Aim of the exercise ▸ Which lines in the data below contain the word "eBay"? Copy each of them.

Data section ▸
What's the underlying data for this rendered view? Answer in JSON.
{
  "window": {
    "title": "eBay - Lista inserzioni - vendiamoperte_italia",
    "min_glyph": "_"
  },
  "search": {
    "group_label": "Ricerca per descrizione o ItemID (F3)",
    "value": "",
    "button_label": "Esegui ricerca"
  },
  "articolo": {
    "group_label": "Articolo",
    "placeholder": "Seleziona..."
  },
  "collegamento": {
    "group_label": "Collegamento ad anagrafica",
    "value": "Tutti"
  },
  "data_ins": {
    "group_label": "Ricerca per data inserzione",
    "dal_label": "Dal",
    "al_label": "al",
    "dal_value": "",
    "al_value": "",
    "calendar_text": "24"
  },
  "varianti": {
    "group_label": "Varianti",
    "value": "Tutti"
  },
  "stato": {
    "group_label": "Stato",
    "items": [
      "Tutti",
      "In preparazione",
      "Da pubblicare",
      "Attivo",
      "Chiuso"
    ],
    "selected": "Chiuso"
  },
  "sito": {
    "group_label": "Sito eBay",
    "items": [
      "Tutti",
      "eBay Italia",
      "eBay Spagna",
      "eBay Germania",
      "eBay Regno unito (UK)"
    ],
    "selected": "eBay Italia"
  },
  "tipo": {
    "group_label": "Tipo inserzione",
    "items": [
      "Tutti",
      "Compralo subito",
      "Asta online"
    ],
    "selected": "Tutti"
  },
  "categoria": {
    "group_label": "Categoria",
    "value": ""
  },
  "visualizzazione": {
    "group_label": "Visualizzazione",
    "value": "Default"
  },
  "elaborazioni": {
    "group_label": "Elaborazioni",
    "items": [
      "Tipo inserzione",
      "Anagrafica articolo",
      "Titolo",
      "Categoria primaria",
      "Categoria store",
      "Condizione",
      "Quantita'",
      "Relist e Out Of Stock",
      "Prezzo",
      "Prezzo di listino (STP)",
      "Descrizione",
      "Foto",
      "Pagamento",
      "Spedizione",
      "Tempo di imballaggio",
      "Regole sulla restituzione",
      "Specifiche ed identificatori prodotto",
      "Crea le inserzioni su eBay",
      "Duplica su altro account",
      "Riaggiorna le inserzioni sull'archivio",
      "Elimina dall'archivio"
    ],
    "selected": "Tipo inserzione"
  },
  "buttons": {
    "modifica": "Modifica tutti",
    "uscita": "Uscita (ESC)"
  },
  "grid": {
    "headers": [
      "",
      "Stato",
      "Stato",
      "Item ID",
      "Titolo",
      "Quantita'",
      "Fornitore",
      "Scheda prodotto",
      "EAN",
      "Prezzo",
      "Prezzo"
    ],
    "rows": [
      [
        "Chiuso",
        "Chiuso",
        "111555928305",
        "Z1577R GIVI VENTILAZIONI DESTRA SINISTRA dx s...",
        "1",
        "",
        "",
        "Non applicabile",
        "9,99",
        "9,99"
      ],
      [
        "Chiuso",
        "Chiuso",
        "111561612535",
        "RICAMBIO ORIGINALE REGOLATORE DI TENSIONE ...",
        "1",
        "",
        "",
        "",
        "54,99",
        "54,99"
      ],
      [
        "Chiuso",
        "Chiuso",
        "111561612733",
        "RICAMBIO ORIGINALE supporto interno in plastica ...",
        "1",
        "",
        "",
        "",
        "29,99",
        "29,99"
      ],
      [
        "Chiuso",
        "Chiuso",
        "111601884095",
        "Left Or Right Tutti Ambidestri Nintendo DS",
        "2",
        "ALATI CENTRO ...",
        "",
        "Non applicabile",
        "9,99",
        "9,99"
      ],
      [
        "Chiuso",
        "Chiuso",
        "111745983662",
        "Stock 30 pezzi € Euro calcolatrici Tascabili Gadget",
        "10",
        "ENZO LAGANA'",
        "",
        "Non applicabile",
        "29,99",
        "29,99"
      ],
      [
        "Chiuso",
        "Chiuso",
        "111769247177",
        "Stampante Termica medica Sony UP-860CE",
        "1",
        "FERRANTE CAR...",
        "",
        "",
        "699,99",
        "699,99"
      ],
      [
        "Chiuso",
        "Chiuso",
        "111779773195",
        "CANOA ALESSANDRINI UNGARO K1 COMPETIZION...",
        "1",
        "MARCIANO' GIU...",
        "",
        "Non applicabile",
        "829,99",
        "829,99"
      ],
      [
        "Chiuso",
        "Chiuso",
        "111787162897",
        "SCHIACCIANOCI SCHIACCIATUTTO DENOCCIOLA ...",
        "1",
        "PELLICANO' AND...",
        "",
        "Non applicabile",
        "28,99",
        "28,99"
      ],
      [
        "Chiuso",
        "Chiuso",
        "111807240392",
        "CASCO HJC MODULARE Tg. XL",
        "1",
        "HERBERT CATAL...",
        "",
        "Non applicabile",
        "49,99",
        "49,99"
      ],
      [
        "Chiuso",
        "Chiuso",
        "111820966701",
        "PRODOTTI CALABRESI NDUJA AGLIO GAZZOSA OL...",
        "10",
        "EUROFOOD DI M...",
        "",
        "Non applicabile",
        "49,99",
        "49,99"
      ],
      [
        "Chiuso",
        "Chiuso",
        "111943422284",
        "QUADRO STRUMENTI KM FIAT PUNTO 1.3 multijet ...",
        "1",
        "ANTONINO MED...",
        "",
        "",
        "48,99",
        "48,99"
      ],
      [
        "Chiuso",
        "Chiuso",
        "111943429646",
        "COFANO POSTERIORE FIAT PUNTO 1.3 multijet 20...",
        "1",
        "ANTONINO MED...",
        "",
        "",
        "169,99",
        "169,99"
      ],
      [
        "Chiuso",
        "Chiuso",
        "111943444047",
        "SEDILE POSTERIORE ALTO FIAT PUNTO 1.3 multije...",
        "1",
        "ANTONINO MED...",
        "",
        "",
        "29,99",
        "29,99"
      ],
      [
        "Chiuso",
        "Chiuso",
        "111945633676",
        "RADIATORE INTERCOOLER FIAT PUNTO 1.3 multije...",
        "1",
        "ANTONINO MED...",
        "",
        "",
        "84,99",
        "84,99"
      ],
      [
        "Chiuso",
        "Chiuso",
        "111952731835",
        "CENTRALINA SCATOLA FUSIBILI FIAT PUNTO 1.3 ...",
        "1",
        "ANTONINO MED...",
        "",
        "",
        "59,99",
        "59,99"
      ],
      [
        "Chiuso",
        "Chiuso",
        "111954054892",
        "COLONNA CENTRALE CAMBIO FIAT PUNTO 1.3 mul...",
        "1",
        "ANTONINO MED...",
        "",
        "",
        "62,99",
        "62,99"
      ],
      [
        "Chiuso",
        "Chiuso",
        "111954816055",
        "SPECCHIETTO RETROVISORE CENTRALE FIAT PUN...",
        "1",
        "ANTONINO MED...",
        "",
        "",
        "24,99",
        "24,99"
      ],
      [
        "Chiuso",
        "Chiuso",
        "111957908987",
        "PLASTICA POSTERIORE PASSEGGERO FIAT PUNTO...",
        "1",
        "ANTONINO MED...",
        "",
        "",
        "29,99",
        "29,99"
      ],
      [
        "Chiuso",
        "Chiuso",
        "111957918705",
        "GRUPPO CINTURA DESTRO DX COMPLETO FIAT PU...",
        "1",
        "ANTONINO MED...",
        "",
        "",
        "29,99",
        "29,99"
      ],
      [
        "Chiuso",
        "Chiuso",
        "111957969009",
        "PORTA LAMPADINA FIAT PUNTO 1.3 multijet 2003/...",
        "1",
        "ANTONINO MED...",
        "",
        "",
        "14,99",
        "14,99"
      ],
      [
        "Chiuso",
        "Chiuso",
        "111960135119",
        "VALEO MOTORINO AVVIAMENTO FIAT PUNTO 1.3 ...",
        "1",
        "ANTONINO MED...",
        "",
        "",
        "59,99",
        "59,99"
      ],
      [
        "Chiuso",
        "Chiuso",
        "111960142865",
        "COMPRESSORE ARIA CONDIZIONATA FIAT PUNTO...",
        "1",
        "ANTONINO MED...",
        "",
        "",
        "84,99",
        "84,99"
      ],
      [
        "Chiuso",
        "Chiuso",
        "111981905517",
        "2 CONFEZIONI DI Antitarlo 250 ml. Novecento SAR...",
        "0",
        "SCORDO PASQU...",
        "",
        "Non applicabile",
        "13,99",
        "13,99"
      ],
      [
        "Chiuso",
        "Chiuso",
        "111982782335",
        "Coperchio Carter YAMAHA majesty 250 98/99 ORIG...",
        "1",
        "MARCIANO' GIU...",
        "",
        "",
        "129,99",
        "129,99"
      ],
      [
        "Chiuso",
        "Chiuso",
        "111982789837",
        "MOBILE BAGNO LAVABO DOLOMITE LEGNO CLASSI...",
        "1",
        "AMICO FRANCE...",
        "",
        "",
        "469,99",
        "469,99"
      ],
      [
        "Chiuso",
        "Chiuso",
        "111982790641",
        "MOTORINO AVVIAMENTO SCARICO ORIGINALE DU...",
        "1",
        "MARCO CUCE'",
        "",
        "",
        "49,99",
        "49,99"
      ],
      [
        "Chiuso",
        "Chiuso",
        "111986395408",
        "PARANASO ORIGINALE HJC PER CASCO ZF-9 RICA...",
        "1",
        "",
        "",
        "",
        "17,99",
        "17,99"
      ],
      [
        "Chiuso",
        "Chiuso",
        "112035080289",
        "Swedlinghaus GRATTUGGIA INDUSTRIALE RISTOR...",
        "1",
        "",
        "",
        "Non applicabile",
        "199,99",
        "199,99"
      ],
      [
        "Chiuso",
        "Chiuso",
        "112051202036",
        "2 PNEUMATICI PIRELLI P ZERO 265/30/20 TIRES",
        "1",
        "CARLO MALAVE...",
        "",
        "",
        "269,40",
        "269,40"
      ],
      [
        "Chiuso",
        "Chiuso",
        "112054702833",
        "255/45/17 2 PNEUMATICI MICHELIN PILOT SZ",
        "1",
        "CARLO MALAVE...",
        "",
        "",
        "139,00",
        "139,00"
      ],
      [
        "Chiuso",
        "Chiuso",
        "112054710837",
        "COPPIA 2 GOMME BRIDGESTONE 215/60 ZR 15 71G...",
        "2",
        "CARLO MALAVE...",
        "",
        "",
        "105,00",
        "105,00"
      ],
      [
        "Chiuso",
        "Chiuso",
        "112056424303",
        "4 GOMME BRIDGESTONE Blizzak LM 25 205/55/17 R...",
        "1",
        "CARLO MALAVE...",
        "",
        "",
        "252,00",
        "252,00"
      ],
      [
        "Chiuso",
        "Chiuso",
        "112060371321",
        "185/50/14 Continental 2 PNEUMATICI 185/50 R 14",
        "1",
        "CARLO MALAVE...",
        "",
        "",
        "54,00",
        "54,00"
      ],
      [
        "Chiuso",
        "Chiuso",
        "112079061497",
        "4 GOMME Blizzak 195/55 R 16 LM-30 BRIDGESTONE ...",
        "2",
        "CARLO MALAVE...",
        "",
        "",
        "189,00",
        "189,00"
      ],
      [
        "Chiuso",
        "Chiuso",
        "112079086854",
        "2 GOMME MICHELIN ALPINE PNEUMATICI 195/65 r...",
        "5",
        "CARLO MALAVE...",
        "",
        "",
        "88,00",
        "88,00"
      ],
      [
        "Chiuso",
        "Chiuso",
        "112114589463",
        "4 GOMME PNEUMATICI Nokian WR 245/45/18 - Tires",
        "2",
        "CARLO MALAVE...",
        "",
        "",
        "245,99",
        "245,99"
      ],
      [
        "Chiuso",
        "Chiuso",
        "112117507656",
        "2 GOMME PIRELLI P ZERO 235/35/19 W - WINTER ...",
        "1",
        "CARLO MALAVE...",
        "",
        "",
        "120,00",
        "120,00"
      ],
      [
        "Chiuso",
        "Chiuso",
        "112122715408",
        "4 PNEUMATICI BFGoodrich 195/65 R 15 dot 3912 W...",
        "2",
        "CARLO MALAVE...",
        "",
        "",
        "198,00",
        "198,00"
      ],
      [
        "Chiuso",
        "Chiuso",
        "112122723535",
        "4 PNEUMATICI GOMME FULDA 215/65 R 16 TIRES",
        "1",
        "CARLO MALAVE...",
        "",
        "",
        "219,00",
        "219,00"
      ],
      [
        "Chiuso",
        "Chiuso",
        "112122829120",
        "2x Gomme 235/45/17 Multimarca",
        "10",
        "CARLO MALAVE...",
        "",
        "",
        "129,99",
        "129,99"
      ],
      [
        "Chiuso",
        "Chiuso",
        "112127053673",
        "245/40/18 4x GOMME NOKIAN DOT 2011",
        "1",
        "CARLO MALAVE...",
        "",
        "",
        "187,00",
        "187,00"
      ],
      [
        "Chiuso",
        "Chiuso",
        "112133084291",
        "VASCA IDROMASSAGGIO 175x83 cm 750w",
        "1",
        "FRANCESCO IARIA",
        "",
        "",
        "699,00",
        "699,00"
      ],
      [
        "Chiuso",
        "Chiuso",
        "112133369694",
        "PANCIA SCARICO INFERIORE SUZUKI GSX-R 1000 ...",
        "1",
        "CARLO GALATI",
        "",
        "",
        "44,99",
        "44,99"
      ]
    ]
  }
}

Your response ▸
    "title": "eBay - Lista inserzioni - vendiamoperte_italia",
    "group_label": "Sito eBay",
      "eBay Italia",
      "eBay Spagna",
      "eBay Germania",
      "eBay Regno unito (UK)"
    "selected": "eBay Italia"
      "Crea le inserzioni su eBay",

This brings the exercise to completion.